Developed by Martin Traunmueller during Summer 2012 as Thesis Project for the
MSc Adaptive Architecture & Computation, The Bartlett / UCL.
Since the introduction of the internet to the public, the term of navigation has been extended into the digital dimension – we navigate not only through physical built environment, but also within the digital layer that has been attached to it. Existing theories on people movement, emphasizing the target orientated process of pedestrian navigation through the urban landscape, define a solid base for the development of wayfinding algorithms used in common pedestrian routing systems. Such systems like Google Maps and TomTom are trained to generate the shortest and less time consuming path for the user to reach a certain destination from his origin location, not taking into account the user’s actual walking experience.
In times of ubiquitous computing and the rise of new media within the cityscape, we ask how digital technology can contribute to the pleasure of urban strolling. The project investigates the relationship between physical and digital urban navigation and describes a new approach to wayfinding by implementing common digital online methods of comment and recommender systems into the physical world. Those methods are being translated into the urban environment, using Facebook voting data to generate an alternative to the shortest route in order to maximize the pleasure of a walking experience through the urban fabric.
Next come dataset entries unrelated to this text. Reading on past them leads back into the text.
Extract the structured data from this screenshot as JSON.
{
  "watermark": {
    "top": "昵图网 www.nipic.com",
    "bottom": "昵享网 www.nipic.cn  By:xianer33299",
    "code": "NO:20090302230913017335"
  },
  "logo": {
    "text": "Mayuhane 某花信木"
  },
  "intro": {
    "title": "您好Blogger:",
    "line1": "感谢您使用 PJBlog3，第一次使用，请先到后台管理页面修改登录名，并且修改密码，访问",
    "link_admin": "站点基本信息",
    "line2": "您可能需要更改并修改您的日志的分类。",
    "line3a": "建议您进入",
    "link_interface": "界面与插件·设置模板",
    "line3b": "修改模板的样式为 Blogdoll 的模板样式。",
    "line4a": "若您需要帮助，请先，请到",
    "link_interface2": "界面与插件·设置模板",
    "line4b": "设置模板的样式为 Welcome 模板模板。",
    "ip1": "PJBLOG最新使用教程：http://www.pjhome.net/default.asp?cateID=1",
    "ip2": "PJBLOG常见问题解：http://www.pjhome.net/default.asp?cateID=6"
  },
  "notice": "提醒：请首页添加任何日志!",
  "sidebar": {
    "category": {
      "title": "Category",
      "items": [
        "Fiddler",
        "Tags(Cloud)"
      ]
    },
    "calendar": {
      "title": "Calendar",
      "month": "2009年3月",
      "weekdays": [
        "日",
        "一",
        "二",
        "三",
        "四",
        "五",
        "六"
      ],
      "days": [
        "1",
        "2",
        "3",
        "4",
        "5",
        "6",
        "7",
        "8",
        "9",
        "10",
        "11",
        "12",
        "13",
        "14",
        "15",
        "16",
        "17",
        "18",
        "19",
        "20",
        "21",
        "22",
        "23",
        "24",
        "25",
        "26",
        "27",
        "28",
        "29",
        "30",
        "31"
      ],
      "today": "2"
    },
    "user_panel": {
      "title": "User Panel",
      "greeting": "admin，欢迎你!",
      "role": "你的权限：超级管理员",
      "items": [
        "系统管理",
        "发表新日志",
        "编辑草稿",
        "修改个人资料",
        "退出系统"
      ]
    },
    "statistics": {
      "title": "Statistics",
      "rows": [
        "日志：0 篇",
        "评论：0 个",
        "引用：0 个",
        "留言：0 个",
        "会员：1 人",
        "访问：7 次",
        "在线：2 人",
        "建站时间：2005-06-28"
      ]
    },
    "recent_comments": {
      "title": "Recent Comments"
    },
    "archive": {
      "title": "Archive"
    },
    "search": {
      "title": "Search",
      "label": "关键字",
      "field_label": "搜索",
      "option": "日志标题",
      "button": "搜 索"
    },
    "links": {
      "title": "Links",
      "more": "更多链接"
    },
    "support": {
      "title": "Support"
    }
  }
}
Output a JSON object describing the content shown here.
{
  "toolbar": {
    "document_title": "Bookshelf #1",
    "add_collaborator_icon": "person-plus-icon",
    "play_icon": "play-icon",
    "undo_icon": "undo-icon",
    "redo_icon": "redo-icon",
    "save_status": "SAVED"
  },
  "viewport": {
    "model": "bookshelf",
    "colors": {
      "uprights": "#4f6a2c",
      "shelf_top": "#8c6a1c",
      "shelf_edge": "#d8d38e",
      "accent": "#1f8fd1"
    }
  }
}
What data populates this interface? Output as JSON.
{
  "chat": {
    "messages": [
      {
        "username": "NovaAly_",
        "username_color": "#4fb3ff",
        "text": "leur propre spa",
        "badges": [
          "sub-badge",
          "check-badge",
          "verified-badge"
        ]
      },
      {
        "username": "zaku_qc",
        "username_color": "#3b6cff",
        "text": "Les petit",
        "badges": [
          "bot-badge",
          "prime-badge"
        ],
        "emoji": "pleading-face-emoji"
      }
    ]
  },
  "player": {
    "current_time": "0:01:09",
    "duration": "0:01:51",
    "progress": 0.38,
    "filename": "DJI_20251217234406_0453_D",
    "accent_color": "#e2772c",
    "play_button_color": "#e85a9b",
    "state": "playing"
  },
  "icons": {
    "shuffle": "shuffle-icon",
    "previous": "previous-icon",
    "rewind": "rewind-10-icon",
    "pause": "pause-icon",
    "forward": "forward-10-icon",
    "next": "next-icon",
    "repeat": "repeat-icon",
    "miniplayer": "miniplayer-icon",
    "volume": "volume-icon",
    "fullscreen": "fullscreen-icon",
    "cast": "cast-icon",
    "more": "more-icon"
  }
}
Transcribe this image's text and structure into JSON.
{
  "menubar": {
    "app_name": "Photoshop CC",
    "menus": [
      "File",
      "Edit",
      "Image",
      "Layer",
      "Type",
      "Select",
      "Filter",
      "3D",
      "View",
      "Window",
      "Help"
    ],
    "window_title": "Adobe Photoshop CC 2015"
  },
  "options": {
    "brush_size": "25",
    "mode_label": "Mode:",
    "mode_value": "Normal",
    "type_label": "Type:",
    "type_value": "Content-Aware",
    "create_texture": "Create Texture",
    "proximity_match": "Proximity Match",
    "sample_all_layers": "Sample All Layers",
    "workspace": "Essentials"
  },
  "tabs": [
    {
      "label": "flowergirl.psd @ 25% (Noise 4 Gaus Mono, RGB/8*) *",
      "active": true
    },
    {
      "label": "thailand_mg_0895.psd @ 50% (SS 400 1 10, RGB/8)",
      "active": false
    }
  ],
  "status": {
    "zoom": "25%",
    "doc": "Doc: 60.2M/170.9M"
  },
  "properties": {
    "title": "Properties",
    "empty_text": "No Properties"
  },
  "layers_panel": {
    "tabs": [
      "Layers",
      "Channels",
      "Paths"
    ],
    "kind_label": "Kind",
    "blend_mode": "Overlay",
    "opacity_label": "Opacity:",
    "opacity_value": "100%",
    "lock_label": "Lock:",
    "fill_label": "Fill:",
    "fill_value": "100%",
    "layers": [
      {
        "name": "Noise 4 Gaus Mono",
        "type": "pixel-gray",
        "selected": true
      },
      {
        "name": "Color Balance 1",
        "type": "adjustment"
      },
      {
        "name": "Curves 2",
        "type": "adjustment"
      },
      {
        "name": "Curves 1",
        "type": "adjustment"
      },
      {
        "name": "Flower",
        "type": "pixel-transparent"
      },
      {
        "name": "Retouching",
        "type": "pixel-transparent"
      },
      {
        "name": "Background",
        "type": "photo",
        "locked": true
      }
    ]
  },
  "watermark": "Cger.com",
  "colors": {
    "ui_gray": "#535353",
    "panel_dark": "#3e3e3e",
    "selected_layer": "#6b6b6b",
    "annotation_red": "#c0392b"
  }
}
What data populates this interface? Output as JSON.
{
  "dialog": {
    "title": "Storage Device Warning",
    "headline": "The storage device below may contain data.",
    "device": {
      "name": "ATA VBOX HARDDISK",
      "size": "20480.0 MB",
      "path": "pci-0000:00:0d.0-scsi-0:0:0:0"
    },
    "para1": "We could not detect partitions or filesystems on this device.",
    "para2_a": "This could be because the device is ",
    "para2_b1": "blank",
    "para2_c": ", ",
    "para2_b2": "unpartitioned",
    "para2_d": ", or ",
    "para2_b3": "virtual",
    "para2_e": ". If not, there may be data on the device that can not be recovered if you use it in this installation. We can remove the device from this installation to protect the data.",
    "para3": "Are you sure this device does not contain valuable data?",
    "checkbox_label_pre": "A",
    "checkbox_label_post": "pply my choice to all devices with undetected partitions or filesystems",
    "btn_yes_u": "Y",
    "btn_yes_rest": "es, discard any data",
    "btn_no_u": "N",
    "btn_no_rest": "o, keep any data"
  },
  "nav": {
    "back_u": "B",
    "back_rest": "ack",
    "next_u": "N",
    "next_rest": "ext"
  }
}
Initial findings highlight the general importance of the walking experience to the public and suggest that implementing recommendations, based on social media voting systems, in route finding algorithms for mobile applications enhance the pleasure of urban strolling. The testing of the system in a real world context together with collected feedback and the observations throughout the design process stimulate the discussions of wider issues, especially the performance in different urban layouts, and highlight the potential for a Space Recommender System as location based mobile experience, based on public preferences.